Entries from a dataset of interfaces:
>>>
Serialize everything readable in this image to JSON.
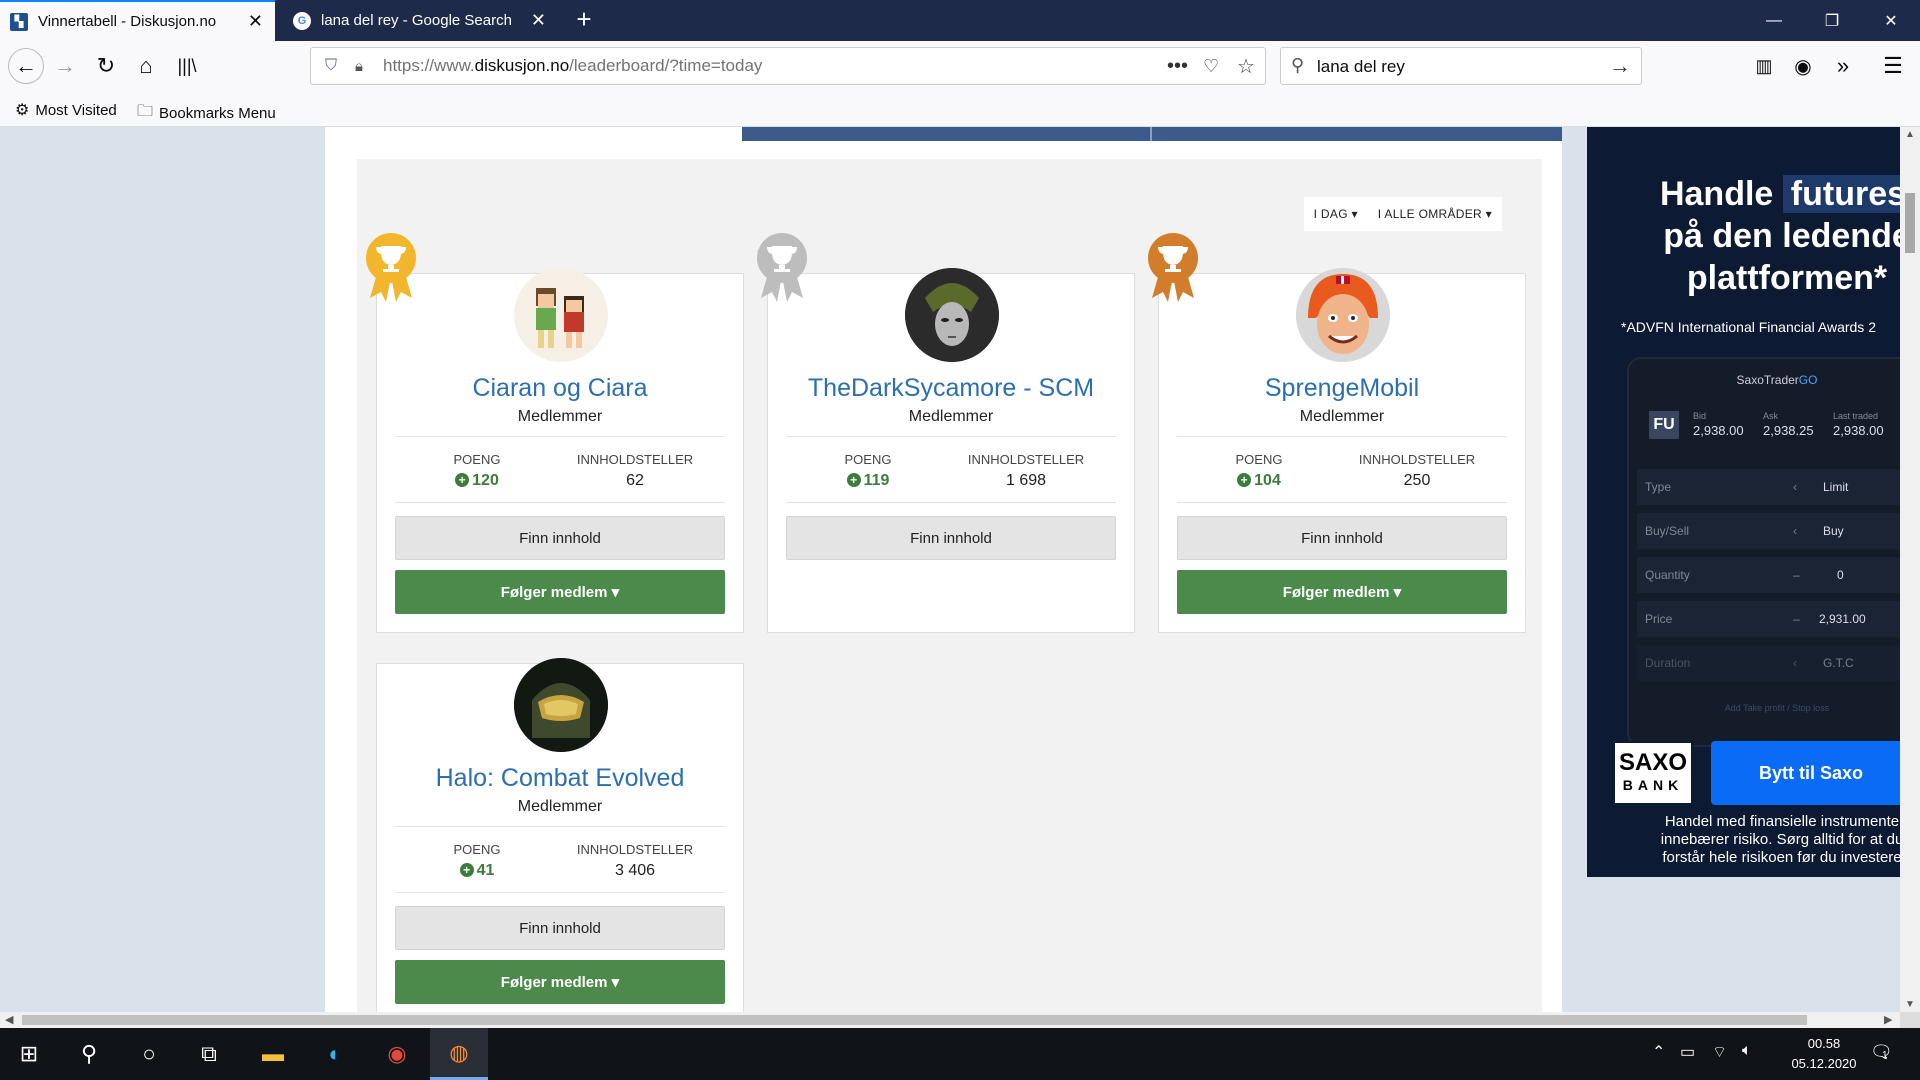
{
  "browser": {
    "tabs": [
      {
        "title": "Vinnertabell - Diskusjon.no",
        "active": true
      },
      {
        "title": "lana del rey - Google Search",
        "active": false
      }
    ],
    "url_prefix": "https://www.",
    "url_domain": "diskusjon.no",
    "url_path": "/leaderboard/?time=today",
    "search_value": "lana del rey",
    "bookmarks": [
      {
        "label": "Most Visited",
        "icon": "gear-icon"
      },
      {
        "label": "Bookmarks Menu",
        "icon": "folder-icon"
      }
    ]
  },
  "filters": {
    "time": "I DAG",
    "area": "I ALLE OMRÅDER"
  },
  "labels": {
    "points": "POENG",
    "content": "INNHOLDSTELLER",
    "find": "Finn innhold",
    "follow": "Følger medlem"
  },
  "leaders": [
    {
      "name": "Ciaran og Ciara",
      "role": "Medlemmer",
      "points": "120",
      "content": "62",
      "medal": "gold",
      "medal_color": "#f2b62d",
      "following": true
    },
    {
      "name": "TheDarkSycamore - SCM",
      "role": "Medlemmer",
      "points": "119",
      "content": "1 698",
      "medal": "silver",
      "medal_color": "#bdbdbd",
      "following": false
    },
    {
      "name": "SprengeMobil",
      "role": "Medlemmer",
      "points": "104",
      "content": "250",
      "medal": "bronze",
      "medal_color": "#d27d2c",
      "following": true
    },
    {
      "name": "Halo: Combat Evolved",
      "role": "Medlemmer",
      "points": "41",
      "content": "3 406",
      "medal": "none",
      "following": true
    }
  ],
  "ad": {
    "line1a": "Handle",
    "line1b": "futures",
    "line2": "på den ledende",
    "line3": "plattformen*",
    "award": "*ADVFN International Financial Awards 2",
    "app_title": "SaxoTrader",
    "app_title_go": "GO",
    "instrument": "FU",
    "bid_label": "Bid",
    "bid": "2,938.00",
    "ask_label": "Ask",
    "ask": "2,938.25",
    "last_label": "Last traded",
    "last": "2,938.00",
    "rows": [
      {
        "label": "Type",
        "value": "Limit"
      },
      {
        "label": "Buy/Sell",
        "value": "Buy"
      },
      {
        "label": "Quantity",
        "value": "0"
      },
      {
        "label": "Price",
        "value": "2,931.00"
      },
      {
        "label": "Duration",
        "value": "G.T.C"
      }
    ],
    "takeprofit": "Add Take profit / Stop loss",
    "logo_top": "SAXO",
    "logo_bottom": "BANK",
    "cta": "Bytt til Saxo",
    "disclaimer": [
      "Handel med finansielle instrumente",
      "innebærer risiko. Sørg alltid for at du",
      "forstår hele risikoen før du investere"
    ]
  },
  "taskbar": {
    "time": "00.58",
    "date": "05.12.2020",
    "notifications": "1"
  },
  "colors": {
    "link": "#2b6fb0",
    "follow": "#4b8a4b",
    "points": "#3c7d3c"
  }
}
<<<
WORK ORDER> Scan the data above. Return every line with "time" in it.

TASK RESULT>
    "url_path": "/leaderboard/?time=today",
    "time": "I DAG",
    "time": "00.58",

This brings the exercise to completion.